SUBANG JAYA: The retired headmaster who stole the limelight at a recent forum attended by Education Minister Maszlee Malik does not subscribe to a belief that rural Malay children are naturally weak in their studies.
V Chakaravathy, who was the principal of a school in Setapak before his retirement in 1995, said his own experience had shown otherwise.
Chakaravathy alleged that there had been a general decline in the quality of teaching since then and this had been detrimental to all students regardless of race and residence.
He speculated that the false impression regarding rural students could have come about because they, unlike many students in urban areas, generally did not have the advantage of tuition outside school hours.
Urban parents who could afford it would send their children for extra tuition because the lack of dedication among school teachers had forced them to do so, he added.
“I do not subscribe to the notion that rural Malay children cannot make it big. It’s up to the teachers. They must be dedicated and have the passion to teach.”
He claimed that such dedication and passion were more evident among teachers of his generation.
It was 54 years ago when he first began teaching in a Malay-medium secondary school in a rural area. He taught mathematics and most of his students scored As in the subject in their examinations, he said.
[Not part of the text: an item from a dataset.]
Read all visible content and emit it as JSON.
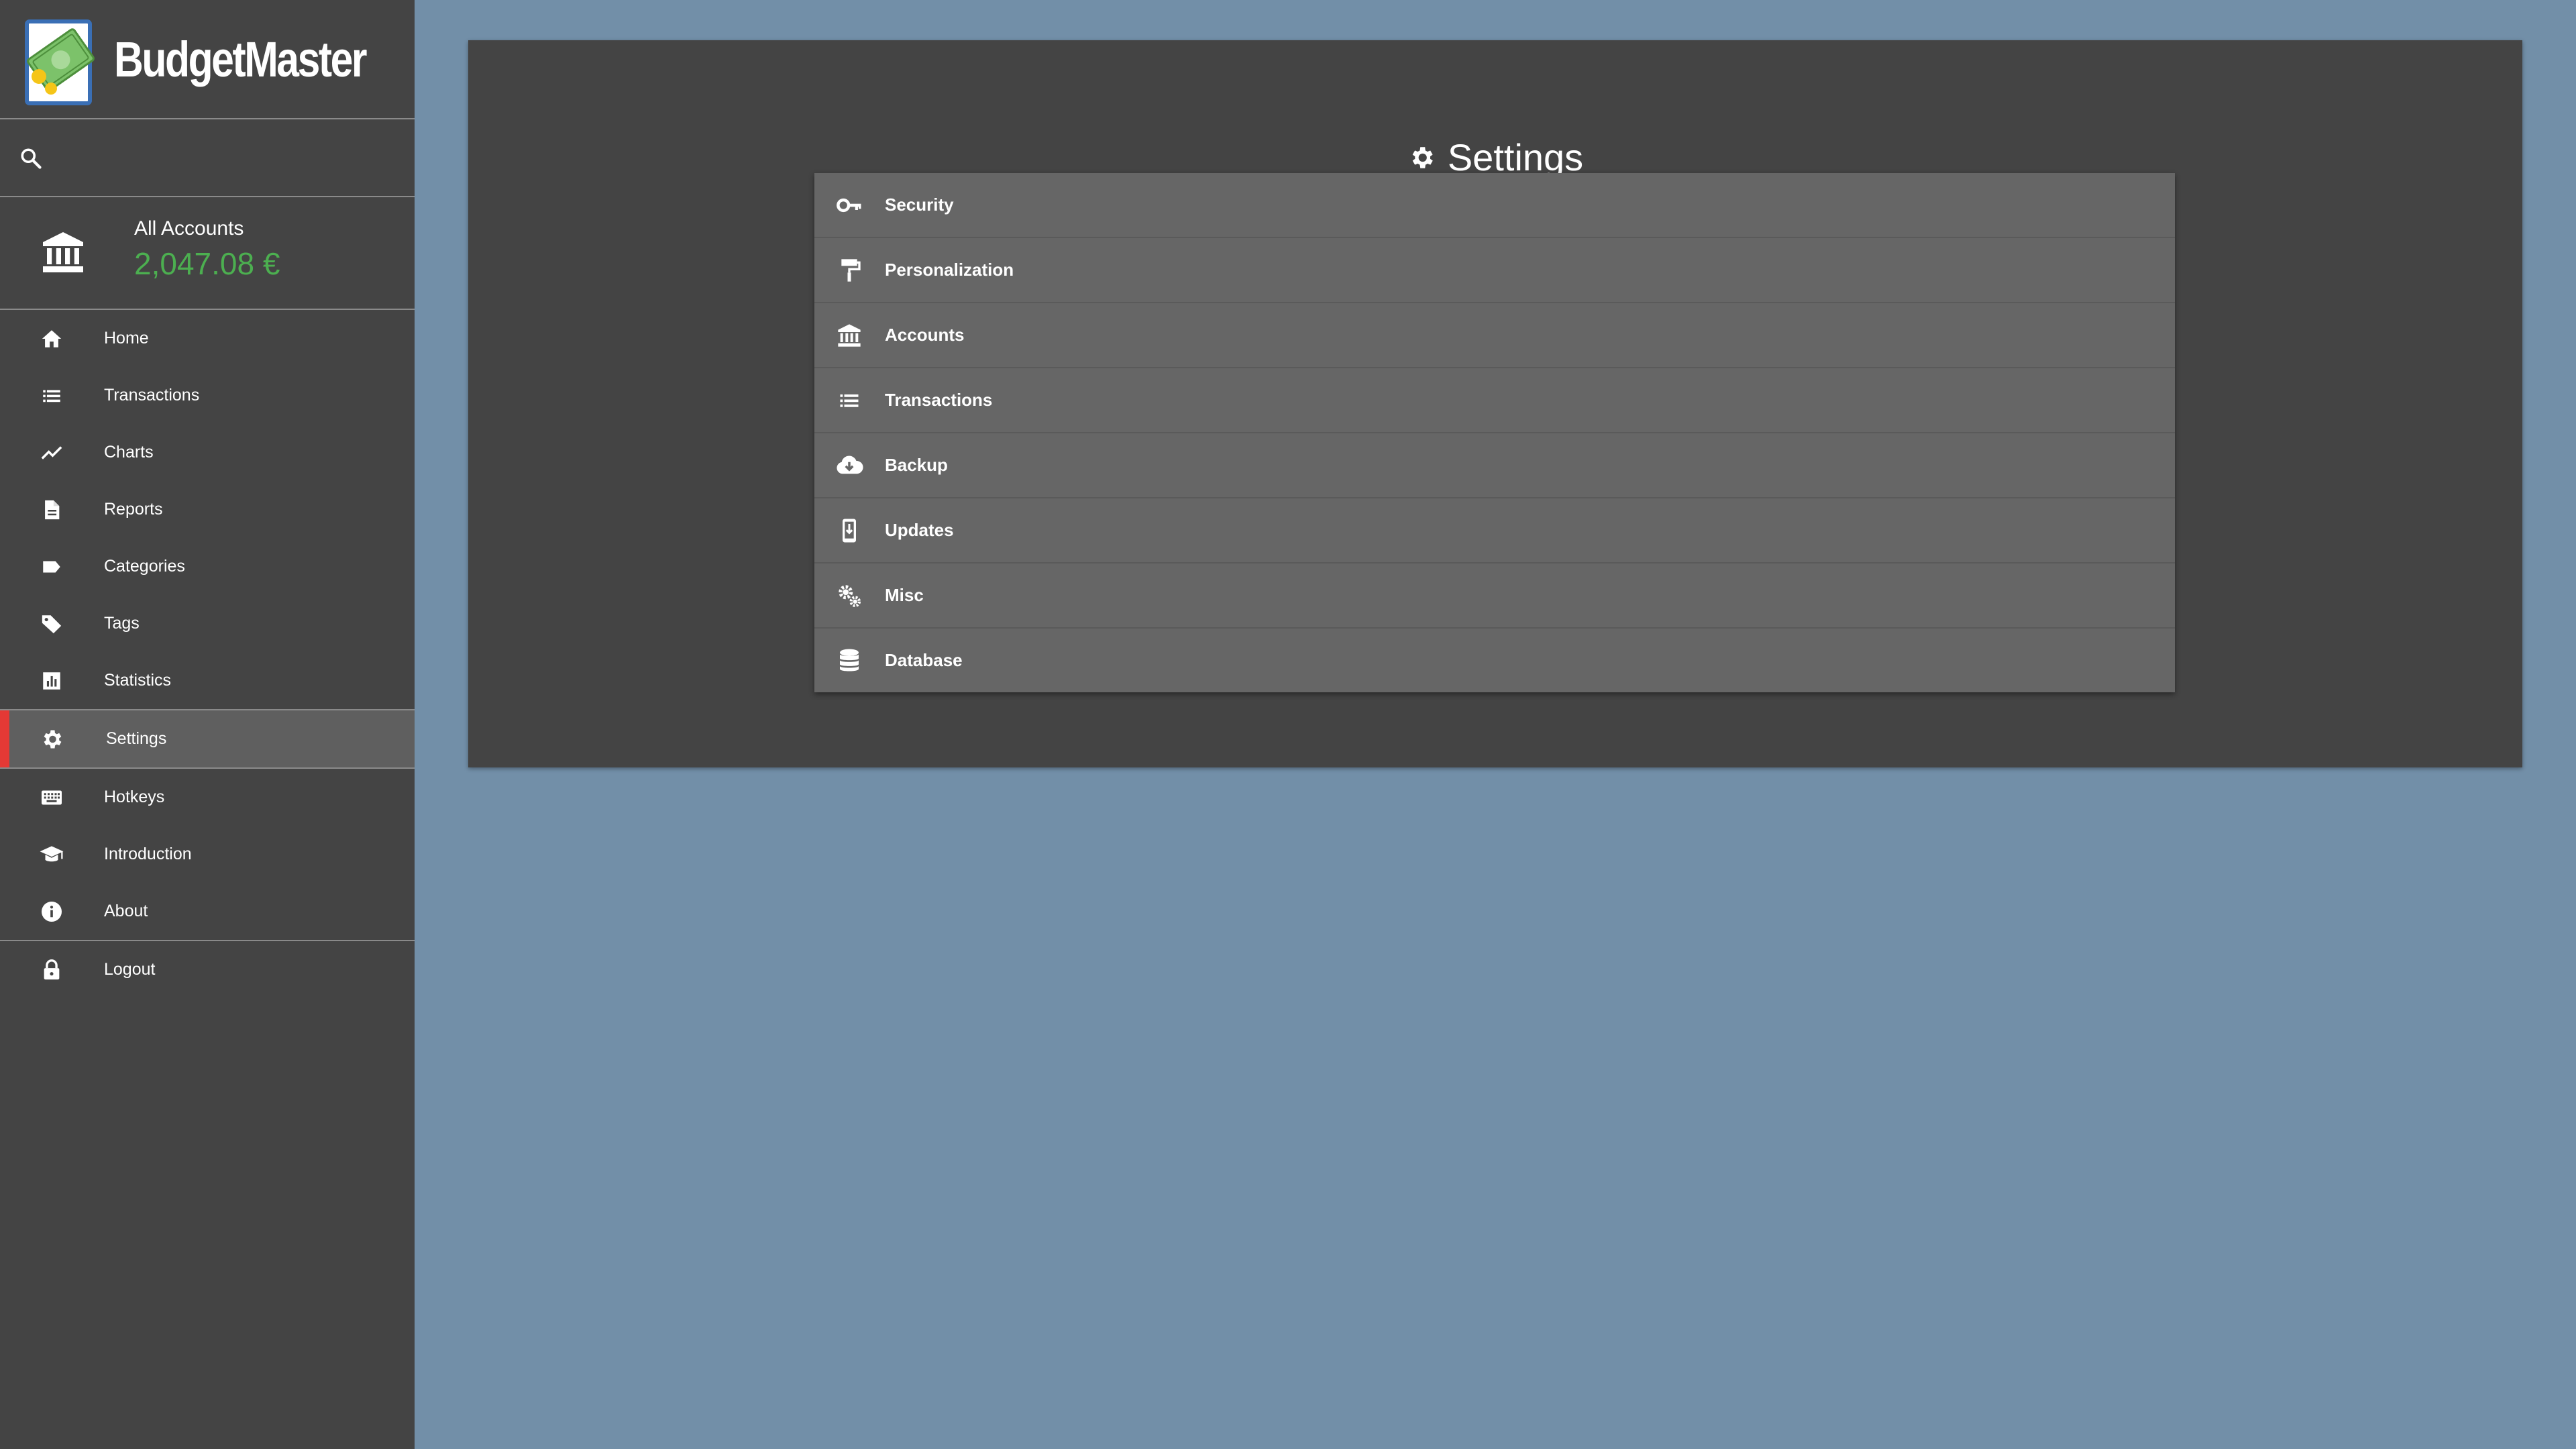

He achieved a similar kind of success when he taught at the Royal Military College in Sungai Besi from 1970 to 1978, he added.
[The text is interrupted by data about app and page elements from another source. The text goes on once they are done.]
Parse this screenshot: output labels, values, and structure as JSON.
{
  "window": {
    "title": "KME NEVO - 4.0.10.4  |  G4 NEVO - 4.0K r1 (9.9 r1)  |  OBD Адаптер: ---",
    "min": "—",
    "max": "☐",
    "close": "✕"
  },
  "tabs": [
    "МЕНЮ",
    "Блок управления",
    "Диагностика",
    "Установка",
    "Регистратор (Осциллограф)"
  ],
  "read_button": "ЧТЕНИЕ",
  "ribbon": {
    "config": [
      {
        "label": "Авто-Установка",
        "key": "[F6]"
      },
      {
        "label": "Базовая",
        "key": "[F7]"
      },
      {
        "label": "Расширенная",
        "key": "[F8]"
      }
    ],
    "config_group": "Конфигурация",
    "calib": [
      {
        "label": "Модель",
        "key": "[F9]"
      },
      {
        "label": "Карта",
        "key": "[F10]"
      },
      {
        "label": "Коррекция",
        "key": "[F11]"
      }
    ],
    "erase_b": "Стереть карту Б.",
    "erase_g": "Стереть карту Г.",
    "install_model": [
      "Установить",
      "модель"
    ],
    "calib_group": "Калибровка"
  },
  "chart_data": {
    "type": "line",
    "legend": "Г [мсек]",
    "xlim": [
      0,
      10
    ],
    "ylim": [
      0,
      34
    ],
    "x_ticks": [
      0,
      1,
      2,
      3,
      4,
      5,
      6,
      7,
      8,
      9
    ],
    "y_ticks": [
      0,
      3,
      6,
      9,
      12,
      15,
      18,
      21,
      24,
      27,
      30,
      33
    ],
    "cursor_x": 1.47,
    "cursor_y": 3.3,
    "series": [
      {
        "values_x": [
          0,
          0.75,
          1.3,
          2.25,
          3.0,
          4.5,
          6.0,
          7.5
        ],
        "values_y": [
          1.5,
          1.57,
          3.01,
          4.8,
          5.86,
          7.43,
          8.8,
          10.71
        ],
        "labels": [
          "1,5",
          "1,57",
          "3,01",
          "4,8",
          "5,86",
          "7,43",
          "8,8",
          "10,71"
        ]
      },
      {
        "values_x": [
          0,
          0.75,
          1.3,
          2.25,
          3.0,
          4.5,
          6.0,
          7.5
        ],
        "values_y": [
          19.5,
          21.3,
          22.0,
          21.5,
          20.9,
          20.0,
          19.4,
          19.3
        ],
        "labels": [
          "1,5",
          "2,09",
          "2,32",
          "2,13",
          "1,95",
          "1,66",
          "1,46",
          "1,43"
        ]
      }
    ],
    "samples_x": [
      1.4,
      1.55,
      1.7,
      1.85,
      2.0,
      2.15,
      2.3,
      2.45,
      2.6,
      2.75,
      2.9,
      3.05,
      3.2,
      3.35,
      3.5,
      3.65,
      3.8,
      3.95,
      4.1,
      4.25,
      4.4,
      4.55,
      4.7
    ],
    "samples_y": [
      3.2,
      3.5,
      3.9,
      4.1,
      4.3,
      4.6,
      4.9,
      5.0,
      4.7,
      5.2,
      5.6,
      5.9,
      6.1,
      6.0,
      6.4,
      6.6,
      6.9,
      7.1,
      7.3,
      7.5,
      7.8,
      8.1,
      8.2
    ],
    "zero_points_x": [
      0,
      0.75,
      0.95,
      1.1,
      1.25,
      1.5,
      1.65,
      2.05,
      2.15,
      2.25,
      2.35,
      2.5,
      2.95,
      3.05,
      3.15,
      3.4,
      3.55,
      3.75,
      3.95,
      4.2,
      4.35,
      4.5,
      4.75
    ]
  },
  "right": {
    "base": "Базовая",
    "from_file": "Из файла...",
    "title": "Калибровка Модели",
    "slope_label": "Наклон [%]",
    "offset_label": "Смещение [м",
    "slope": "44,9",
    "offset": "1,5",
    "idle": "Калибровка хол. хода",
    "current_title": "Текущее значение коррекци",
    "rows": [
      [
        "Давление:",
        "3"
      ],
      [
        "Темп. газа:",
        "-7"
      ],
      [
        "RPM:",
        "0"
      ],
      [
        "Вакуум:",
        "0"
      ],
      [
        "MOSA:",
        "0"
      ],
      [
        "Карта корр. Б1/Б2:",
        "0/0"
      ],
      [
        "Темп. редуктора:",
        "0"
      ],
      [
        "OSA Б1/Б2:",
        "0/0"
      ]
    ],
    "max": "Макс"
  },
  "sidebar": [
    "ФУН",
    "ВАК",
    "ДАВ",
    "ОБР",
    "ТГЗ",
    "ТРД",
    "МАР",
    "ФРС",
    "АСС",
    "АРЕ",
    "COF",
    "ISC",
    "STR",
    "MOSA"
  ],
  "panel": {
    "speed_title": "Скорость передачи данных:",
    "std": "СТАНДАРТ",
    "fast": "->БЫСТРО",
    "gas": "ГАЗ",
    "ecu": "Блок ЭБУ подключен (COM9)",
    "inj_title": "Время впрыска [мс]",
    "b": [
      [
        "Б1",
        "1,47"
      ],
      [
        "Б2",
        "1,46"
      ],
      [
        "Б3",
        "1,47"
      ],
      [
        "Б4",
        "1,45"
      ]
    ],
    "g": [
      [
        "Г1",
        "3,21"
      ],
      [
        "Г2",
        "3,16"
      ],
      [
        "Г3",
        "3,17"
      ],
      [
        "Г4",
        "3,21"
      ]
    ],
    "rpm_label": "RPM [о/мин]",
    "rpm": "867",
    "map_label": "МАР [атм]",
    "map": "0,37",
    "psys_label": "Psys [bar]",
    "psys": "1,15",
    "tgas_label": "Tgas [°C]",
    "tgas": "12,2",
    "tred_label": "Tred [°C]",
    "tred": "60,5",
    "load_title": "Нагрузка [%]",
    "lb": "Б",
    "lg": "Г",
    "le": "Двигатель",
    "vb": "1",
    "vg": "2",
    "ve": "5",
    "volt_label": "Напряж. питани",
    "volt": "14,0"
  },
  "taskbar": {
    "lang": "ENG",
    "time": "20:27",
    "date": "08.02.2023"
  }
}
But Chakaravathy, now 79 years old, seemed proudest about his achievement at the school in Setapak, which he said was notorious for gangsterism at the time he began serving there. Besides carrying out his duties as principal of the school, including instilling discipline, he also taught mathematics.
During his tenure there, the school was once the best performing in Kuala Lumpur in the Form 6 examination.
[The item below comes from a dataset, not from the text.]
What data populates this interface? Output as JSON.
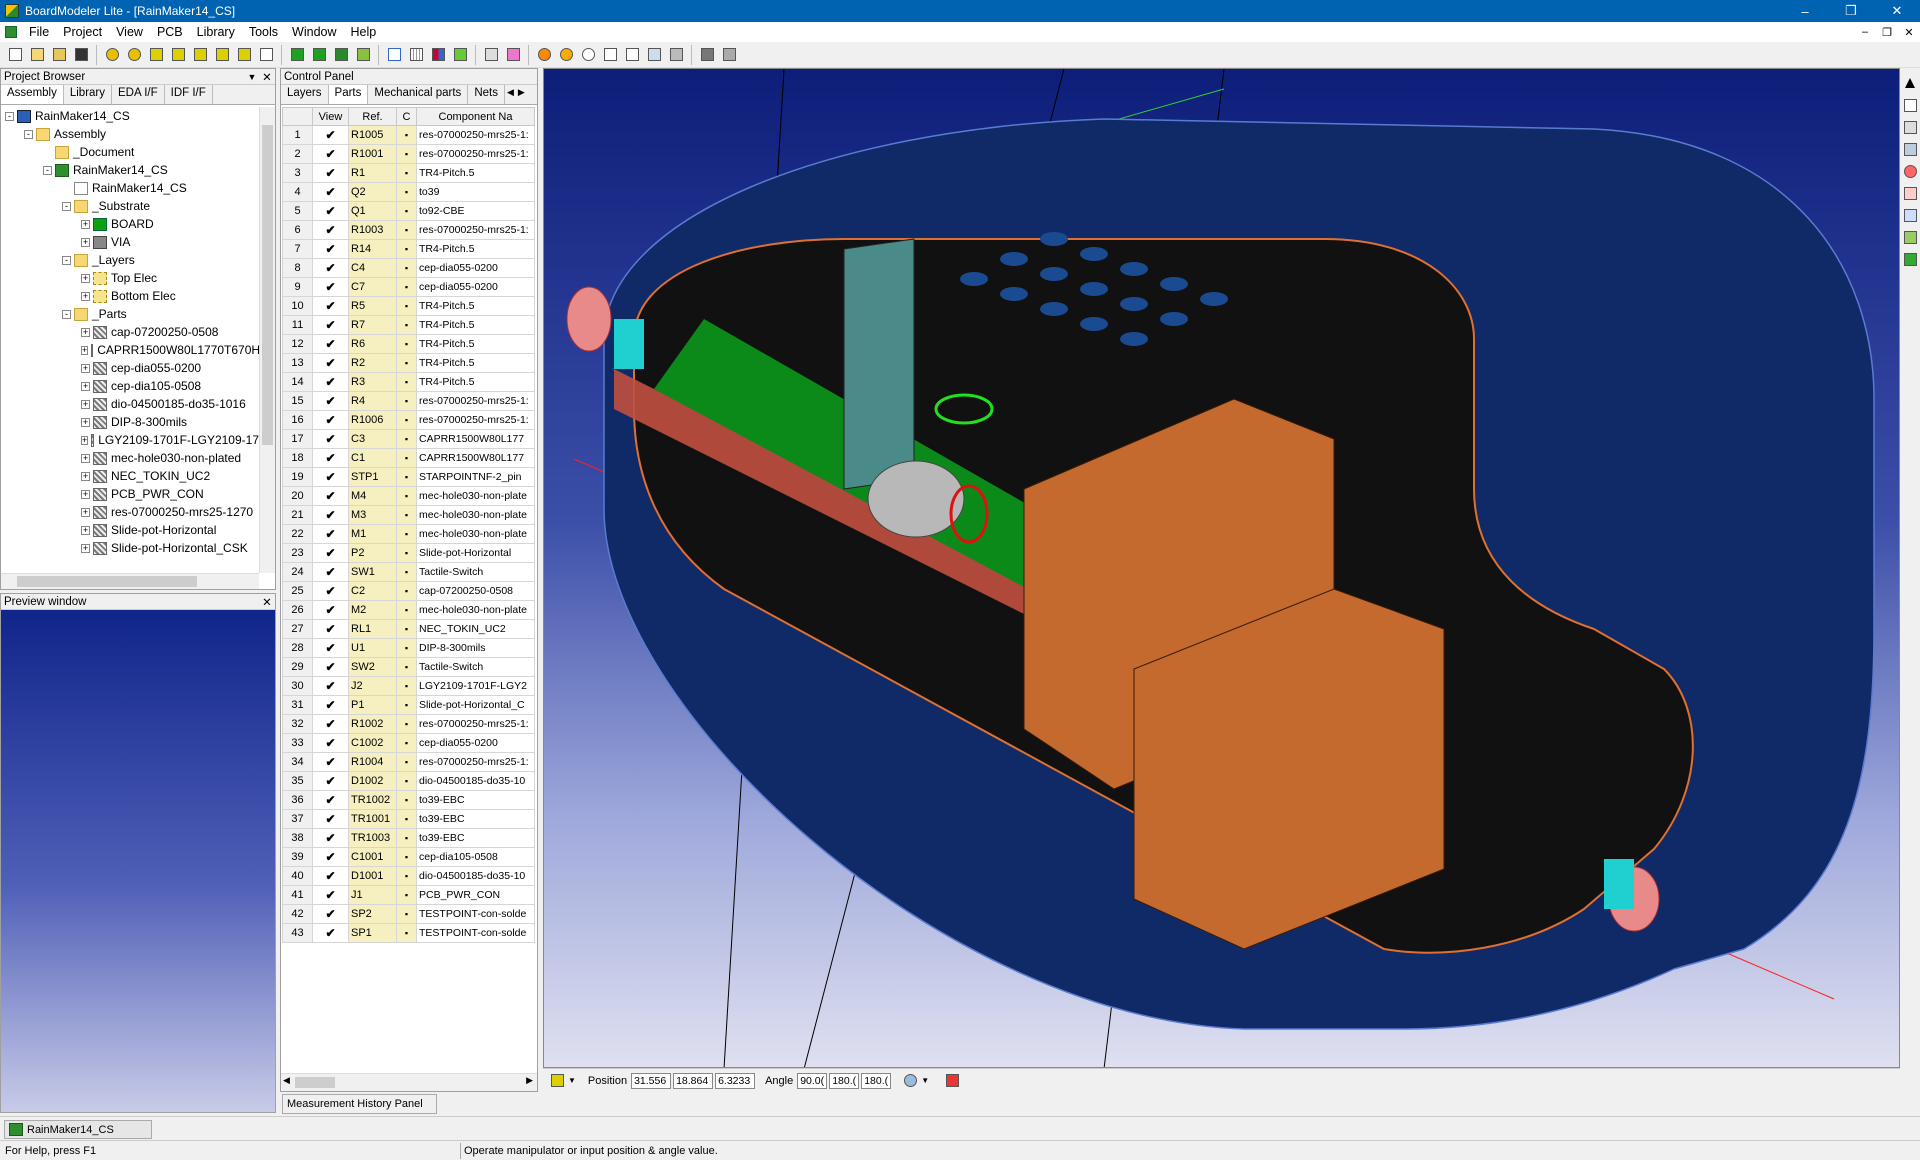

He said he started noticing a decline in the quality of teaching in the 90s. He alleged that teachers began to lose their commitment to the job because the system did not reward excellence and instead gave recognition only to those teachers who had connections with the higher-ups.
He said the lack of passion for the job had persisted and today’s teachers would teach only from textbooks and ignore their role as “creators of a knowledgeable generation”.
The nation would eventually suffer if the trend continued, he added.